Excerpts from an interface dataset

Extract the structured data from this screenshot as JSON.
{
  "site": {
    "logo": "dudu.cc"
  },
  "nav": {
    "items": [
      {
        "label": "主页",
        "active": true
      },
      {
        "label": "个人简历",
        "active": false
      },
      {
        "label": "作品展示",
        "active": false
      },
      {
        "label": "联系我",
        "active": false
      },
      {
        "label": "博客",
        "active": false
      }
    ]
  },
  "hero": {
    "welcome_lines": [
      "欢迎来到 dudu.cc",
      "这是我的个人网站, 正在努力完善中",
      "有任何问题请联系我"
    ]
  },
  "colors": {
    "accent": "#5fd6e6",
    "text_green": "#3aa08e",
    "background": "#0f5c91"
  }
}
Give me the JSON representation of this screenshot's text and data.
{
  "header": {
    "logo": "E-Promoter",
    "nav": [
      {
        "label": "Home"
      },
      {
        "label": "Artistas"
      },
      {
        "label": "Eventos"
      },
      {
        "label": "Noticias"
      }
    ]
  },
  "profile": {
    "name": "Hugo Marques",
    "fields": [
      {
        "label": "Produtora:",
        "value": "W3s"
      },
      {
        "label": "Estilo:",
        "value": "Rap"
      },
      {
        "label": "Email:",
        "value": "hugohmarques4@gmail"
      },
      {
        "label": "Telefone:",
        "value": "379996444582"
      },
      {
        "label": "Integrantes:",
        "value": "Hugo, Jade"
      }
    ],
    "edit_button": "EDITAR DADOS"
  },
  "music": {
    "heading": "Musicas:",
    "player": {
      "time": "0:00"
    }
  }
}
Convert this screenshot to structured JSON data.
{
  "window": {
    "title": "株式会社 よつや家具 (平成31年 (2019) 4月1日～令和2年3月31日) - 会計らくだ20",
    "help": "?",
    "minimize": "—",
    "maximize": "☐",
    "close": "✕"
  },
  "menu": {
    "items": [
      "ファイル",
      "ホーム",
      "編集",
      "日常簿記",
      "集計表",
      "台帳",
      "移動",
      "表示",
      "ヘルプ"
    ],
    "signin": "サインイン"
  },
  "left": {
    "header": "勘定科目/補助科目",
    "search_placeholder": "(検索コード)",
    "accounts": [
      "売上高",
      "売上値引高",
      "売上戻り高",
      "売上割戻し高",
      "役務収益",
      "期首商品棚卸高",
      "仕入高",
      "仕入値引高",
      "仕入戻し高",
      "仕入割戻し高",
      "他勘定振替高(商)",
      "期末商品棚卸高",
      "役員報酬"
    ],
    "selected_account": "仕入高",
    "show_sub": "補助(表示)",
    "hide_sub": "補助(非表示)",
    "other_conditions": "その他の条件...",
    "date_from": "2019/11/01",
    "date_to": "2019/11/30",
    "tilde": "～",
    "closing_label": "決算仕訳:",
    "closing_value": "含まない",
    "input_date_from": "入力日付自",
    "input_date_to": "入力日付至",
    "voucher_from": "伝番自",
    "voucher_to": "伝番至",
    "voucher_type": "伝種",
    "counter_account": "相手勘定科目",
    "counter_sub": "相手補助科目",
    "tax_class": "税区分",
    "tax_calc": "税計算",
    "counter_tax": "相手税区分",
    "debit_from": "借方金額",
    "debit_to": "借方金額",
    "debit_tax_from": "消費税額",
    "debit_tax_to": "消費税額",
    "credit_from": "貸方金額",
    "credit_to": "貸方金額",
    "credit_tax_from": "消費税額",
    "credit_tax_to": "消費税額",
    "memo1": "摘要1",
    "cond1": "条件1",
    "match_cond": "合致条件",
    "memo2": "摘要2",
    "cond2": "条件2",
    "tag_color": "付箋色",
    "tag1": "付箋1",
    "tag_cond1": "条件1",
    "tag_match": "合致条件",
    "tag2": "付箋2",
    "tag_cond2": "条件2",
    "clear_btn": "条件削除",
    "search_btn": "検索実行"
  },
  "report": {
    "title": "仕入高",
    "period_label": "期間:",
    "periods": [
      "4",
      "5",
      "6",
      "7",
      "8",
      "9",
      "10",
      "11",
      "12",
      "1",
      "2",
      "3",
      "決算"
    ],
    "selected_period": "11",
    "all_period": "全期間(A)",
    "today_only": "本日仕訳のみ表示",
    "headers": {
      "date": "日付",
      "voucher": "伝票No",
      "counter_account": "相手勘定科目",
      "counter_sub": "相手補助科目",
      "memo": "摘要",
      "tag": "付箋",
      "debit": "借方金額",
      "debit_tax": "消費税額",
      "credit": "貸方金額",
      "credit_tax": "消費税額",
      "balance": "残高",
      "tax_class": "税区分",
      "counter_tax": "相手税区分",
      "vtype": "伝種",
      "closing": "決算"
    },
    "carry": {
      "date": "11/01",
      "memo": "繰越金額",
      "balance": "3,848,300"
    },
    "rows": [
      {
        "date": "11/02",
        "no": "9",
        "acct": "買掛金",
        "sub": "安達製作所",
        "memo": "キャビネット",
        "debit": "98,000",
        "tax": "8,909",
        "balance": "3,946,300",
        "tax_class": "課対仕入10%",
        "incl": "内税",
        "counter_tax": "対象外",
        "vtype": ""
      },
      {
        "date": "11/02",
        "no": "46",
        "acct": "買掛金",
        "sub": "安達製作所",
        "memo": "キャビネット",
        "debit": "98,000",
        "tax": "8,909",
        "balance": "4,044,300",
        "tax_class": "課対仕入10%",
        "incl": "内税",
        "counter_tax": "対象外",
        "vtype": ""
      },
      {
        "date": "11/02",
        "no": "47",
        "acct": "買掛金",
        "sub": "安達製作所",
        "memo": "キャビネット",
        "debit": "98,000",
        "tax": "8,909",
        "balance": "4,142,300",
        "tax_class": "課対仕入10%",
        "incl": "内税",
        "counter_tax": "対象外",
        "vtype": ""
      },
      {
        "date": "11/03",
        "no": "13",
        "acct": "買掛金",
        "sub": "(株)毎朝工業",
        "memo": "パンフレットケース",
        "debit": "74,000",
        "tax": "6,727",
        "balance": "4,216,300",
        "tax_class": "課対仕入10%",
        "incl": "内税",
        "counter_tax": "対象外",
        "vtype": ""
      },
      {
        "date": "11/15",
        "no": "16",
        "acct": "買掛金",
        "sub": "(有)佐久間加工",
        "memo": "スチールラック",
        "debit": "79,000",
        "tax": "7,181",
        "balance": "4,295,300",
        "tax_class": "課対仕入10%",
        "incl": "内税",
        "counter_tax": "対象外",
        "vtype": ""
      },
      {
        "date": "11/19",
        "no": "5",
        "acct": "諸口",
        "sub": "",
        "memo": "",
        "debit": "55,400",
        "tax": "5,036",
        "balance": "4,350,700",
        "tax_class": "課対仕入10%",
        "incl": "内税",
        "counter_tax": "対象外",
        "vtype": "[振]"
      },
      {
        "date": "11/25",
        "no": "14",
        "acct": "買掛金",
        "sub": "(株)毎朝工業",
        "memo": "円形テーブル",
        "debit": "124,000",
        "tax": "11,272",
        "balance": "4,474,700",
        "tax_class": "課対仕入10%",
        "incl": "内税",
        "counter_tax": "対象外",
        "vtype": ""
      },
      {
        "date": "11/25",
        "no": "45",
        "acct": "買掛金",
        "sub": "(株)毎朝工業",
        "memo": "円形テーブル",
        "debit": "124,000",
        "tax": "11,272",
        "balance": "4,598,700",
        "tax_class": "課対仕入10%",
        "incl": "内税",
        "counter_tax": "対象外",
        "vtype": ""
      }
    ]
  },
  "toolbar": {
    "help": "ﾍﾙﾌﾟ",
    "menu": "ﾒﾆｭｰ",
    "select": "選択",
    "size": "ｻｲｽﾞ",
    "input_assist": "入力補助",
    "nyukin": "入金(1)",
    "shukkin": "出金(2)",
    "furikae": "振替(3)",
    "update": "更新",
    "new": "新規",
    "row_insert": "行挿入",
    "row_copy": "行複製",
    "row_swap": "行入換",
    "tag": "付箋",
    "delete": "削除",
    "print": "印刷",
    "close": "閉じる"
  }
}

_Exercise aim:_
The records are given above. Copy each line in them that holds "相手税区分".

_Problem solution:_
    "counter_tax": "相手税区分",
      "counter_tax": "相手税区分",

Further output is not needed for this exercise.